A single elevator shaft was installed in 450 Broadway in 1899 at the front of the building, and fire escapes and improved interior fire egress installed in 1917. That same, now decrepit lift services 450 to this day. In 1927, the upper floors of 450 Broadway were in all likelihood still primarily occupied by secondary manufactories in the needle trades. “B. Zatinsky & Son, Jobbers of Cotton Goods” occupied space at 450 in 1922 and pressed the owner to provide evidence of legal compliance of the structure with the New York State Labor Law. Though the outcome of that interaction is unclear, by 1941, the use of the upper floors of 450 Broadway had downgraded to storage lofts, which undoubtedly had less stringent code requirements than factory uses where workers’ health and safety issues were stronger.
The Garment District, as we call the area today west and north of Herald Square, reached the peak of its rapid construction by the onset of the Great Depression, and much of the clothing manufacturing and fabric jobbing moved uptown to more spacious and modern buildings, exacerbating the downward spiral of the Canal Street neighborhood. Even with the disappearance of garment factories from the neighborhood before World War II, some fabric wholesalers remained clustered around the corner of Broadway and Canal Street well into the 1980s.
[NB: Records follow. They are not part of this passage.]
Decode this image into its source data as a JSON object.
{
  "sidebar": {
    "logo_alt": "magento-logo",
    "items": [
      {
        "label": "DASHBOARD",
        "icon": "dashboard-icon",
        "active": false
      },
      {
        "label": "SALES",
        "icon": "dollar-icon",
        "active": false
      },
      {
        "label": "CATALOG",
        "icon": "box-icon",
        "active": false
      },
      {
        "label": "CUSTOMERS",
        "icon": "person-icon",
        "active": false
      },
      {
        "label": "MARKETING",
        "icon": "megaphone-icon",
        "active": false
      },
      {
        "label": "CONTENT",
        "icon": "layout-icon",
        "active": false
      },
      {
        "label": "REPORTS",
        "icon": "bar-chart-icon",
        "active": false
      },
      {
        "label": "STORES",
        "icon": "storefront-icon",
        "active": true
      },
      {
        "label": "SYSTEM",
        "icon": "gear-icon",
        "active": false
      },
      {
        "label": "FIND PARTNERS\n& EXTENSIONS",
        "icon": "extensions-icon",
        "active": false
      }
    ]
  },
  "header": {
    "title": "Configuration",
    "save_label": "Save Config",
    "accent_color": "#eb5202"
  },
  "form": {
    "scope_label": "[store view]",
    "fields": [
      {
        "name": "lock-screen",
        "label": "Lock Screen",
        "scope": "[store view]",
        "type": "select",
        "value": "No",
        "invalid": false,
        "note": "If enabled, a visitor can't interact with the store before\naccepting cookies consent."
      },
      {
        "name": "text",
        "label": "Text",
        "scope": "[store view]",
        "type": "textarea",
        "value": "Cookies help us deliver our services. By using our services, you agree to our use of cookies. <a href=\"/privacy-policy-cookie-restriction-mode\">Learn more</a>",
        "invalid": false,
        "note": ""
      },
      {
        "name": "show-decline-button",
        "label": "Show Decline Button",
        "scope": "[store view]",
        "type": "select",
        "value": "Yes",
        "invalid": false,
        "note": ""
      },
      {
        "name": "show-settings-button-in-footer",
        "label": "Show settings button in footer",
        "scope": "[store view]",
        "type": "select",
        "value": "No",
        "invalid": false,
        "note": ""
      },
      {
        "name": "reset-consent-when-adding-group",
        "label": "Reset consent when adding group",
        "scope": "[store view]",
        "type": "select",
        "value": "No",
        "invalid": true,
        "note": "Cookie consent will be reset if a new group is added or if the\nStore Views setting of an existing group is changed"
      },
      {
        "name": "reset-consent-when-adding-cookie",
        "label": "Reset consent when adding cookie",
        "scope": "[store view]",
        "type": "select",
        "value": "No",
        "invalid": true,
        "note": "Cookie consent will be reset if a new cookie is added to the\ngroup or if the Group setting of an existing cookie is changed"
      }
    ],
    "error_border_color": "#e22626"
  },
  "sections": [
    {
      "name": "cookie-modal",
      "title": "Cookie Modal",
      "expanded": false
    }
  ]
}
How fervently I hope and ardently I pray for the health and welfare of Bettertex and Weisenfeld Textiles at 450 Broadway, even though Mr. Weisenfeld apparently harassed one of his residential loft tenants for years after a 1981 fire made the fifth floor uninhabitable. The Owen family had claimed to have lived on that floor since 1969, a typical “Soho” use as the decrepit structures started to welcome residential tenants into otherwise unrentable spaces in the 60s.
I won’t pass judgment on the merits of the plaintiff’s claim:
(See: archive.citylaw.org/loft/arch1997/Lbo-2081.doc )
Truth be told, I do not care, though: whether by intention of mere sloth, some structures in this great city are left alone, even to rot. 450 Broadway is a treasure, as much so as any “restored” jewel of Soho or the Ladies Mile, for in its shabby decrepitude one can better grasp the rich history hidden in its walls. Best to go see it soon. In the blink of an eye some condo developer will get his mitts on it and all will be lost to Mammon once more.
This post was originally published July 1, 2012 on The New York Wanderer
Benjamin Feldman has lived and worked in New York City since 1969. His essays and book reviews about New York City, American history, and Yiddish culture have appeared online and in print in CUNY’s Gotham History Blotter, The New Partisan Review, Columbia County History and Heritage, and Ducts literary magazine. Read more about Feldman and his work on his blog, The New York Wanderer.